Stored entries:
========================

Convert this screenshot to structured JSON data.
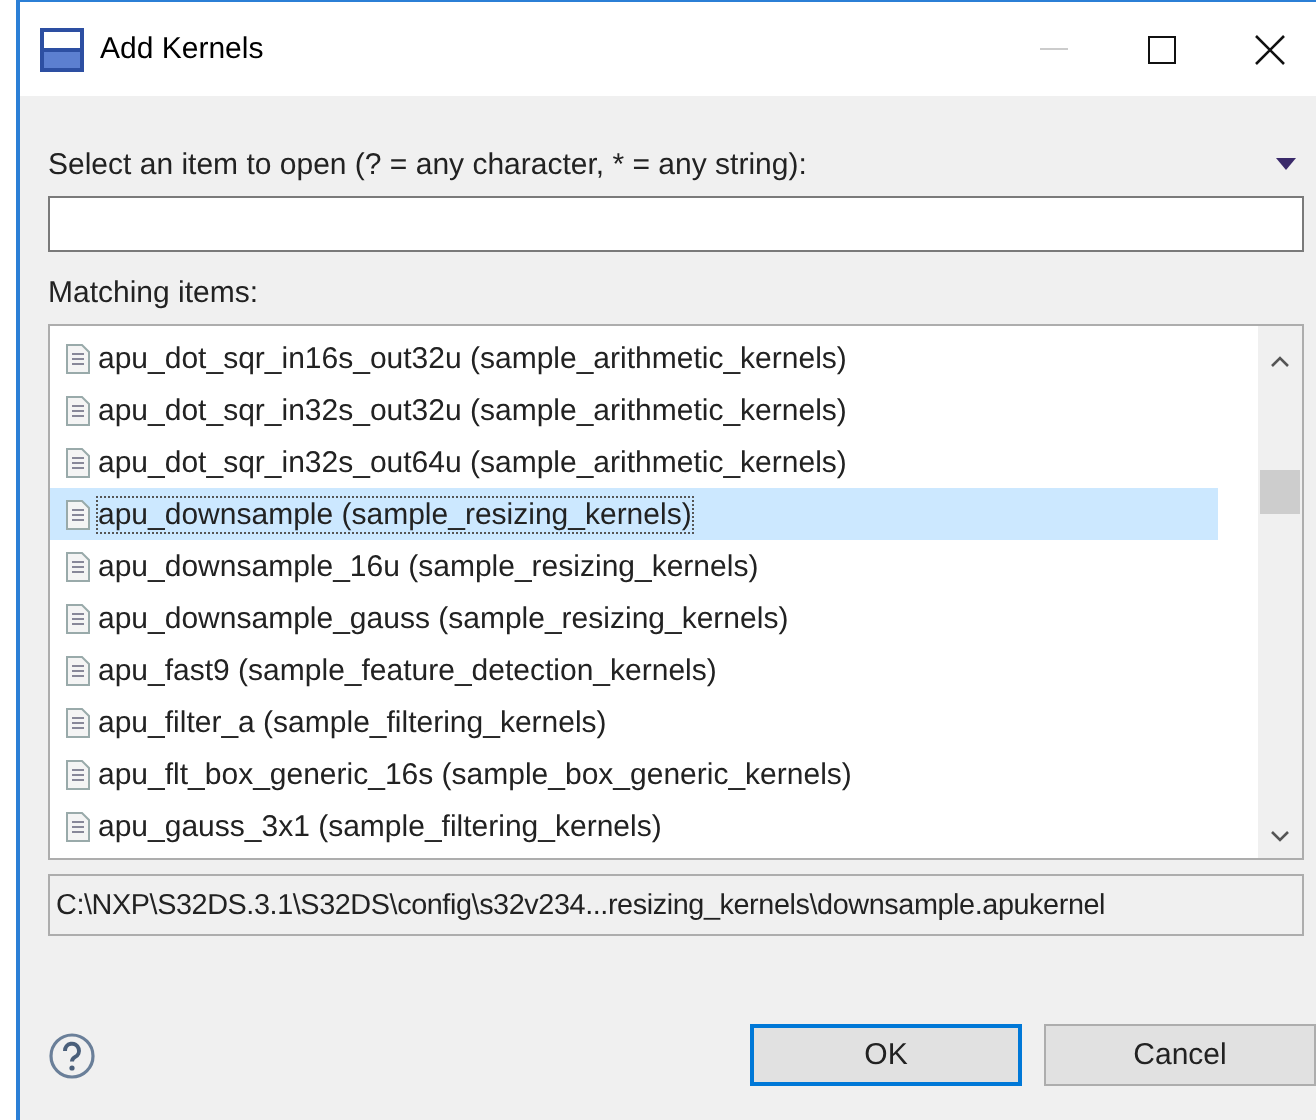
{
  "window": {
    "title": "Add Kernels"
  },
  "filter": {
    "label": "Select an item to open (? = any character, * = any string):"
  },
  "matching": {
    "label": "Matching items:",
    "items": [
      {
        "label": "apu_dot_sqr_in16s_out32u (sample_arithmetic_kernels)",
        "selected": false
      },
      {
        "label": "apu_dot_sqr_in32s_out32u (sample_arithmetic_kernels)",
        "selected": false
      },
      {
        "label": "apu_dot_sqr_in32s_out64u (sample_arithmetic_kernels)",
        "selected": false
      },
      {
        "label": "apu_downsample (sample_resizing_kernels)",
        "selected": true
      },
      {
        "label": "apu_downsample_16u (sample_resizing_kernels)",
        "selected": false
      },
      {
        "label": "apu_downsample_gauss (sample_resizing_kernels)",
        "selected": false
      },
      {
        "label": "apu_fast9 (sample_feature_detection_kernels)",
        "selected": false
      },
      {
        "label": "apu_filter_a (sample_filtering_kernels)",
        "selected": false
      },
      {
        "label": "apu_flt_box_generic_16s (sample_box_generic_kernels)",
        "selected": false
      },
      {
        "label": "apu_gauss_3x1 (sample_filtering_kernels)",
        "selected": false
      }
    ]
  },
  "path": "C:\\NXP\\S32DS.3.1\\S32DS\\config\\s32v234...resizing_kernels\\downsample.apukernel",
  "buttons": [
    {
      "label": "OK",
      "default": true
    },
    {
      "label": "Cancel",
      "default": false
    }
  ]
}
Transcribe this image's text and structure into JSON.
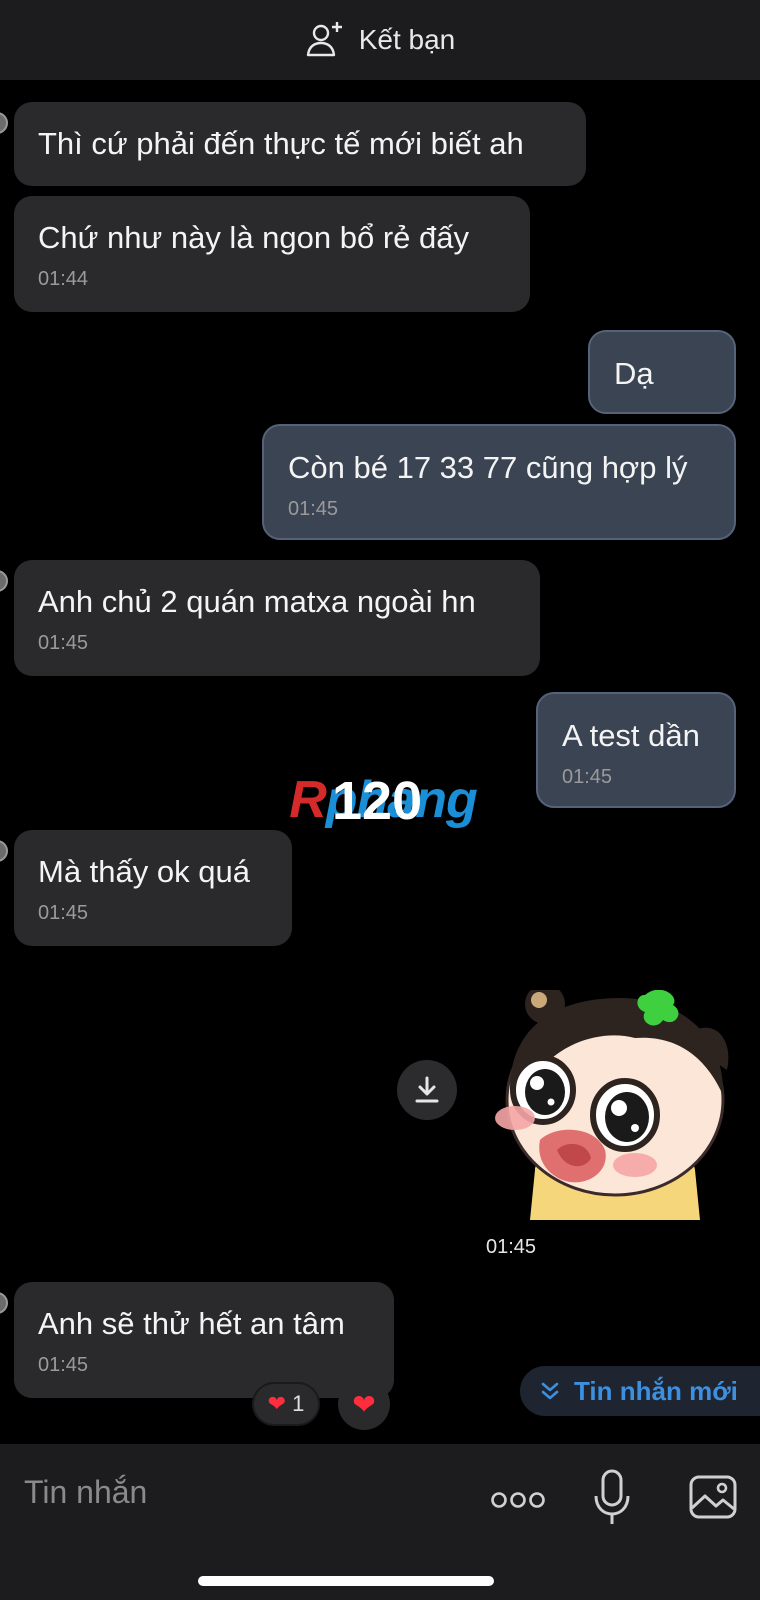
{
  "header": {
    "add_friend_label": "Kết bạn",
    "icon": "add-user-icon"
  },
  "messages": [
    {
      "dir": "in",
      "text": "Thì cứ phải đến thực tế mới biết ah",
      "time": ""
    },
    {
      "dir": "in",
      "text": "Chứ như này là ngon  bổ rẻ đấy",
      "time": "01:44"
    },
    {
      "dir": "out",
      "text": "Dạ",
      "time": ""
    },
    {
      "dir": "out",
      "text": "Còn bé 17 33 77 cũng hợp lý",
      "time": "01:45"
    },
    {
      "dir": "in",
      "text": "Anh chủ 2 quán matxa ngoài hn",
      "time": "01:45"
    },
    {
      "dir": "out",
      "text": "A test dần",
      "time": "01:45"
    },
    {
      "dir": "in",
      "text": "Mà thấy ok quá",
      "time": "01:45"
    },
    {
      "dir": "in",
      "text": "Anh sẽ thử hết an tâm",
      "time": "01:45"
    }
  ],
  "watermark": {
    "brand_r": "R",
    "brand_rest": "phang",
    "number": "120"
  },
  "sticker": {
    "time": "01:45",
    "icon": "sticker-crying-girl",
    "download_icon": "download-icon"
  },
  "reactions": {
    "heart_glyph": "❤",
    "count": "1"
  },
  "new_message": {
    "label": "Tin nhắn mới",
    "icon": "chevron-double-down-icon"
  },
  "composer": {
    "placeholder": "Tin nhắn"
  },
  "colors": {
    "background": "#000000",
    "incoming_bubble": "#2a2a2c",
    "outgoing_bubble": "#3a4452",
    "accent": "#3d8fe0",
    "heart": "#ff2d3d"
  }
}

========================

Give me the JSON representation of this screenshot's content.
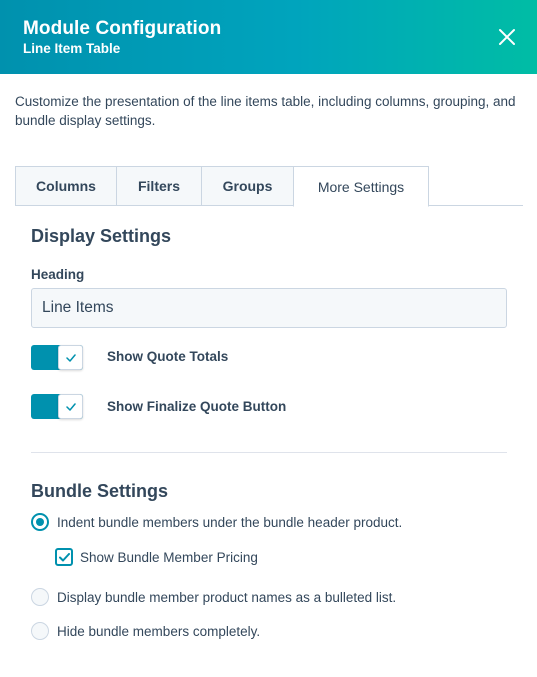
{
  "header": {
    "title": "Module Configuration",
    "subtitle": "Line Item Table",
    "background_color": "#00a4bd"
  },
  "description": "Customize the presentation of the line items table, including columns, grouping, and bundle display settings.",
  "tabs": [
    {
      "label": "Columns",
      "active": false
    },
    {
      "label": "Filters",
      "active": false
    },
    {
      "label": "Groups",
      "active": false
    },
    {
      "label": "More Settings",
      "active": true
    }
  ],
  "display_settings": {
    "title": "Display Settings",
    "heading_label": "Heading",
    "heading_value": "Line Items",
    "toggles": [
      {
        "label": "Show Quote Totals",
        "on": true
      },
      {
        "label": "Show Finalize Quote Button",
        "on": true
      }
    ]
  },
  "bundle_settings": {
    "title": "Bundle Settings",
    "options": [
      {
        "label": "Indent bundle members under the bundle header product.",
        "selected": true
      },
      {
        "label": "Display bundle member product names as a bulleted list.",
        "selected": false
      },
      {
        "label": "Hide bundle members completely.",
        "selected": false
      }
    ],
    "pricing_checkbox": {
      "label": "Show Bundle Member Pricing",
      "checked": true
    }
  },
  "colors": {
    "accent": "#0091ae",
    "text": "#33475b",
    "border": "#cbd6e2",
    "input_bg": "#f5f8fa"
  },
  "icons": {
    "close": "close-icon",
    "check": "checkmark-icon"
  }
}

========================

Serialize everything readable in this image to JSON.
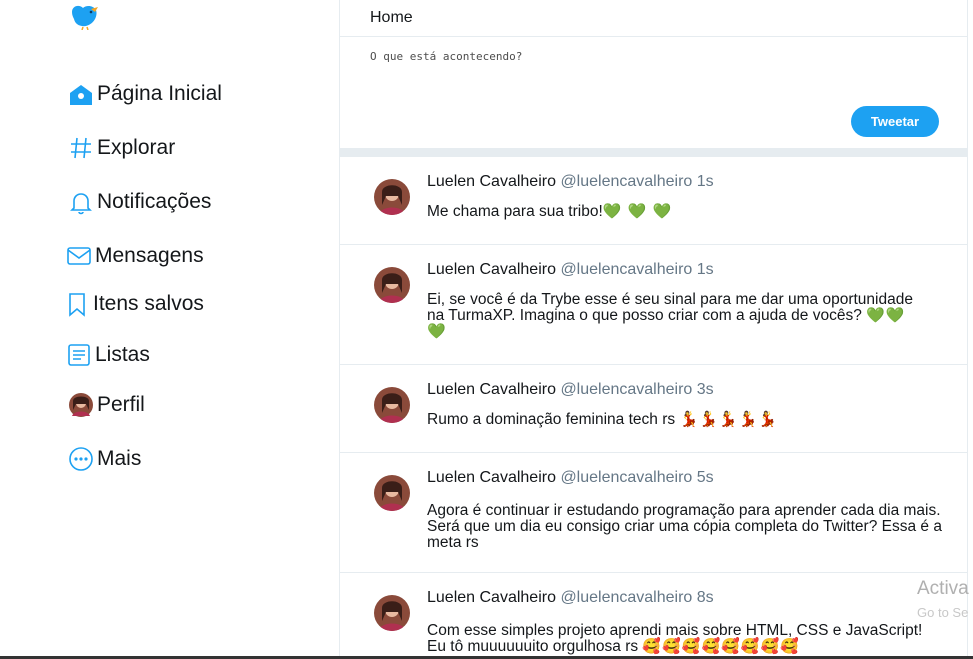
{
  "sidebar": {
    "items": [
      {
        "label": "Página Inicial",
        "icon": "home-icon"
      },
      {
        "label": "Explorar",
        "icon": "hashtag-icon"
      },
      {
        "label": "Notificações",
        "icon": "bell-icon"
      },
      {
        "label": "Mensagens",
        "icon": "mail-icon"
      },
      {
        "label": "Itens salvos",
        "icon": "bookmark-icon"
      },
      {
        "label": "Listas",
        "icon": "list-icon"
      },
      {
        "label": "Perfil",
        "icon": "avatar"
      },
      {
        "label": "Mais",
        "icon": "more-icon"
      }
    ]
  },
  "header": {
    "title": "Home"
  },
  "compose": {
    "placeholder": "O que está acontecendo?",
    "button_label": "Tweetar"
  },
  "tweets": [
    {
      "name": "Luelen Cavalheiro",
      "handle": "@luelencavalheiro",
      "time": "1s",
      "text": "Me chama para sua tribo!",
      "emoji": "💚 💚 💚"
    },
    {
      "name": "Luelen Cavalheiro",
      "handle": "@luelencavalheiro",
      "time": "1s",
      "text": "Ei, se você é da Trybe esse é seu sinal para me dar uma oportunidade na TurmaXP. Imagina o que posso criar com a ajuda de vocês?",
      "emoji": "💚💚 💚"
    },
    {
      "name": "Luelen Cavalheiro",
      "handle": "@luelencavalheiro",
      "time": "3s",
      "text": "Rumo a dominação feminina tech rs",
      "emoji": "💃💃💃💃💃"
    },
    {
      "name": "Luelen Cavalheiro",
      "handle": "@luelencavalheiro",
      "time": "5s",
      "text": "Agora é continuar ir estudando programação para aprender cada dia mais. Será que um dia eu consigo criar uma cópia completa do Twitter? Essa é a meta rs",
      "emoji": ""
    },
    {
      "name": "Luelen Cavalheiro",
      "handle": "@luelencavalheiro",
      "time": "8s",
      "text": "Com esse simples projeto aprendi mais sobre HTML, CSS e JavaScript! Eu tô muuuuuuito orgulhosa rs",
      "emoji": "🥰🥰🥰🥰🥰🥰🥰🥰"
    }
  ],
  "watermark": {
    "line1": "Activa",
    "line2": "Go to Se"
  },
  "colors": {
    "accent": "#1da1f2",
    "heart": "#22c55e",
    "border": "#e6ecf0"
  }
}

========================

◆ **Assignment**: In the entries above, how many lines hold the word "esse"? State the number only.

◆ **Written answer**: 2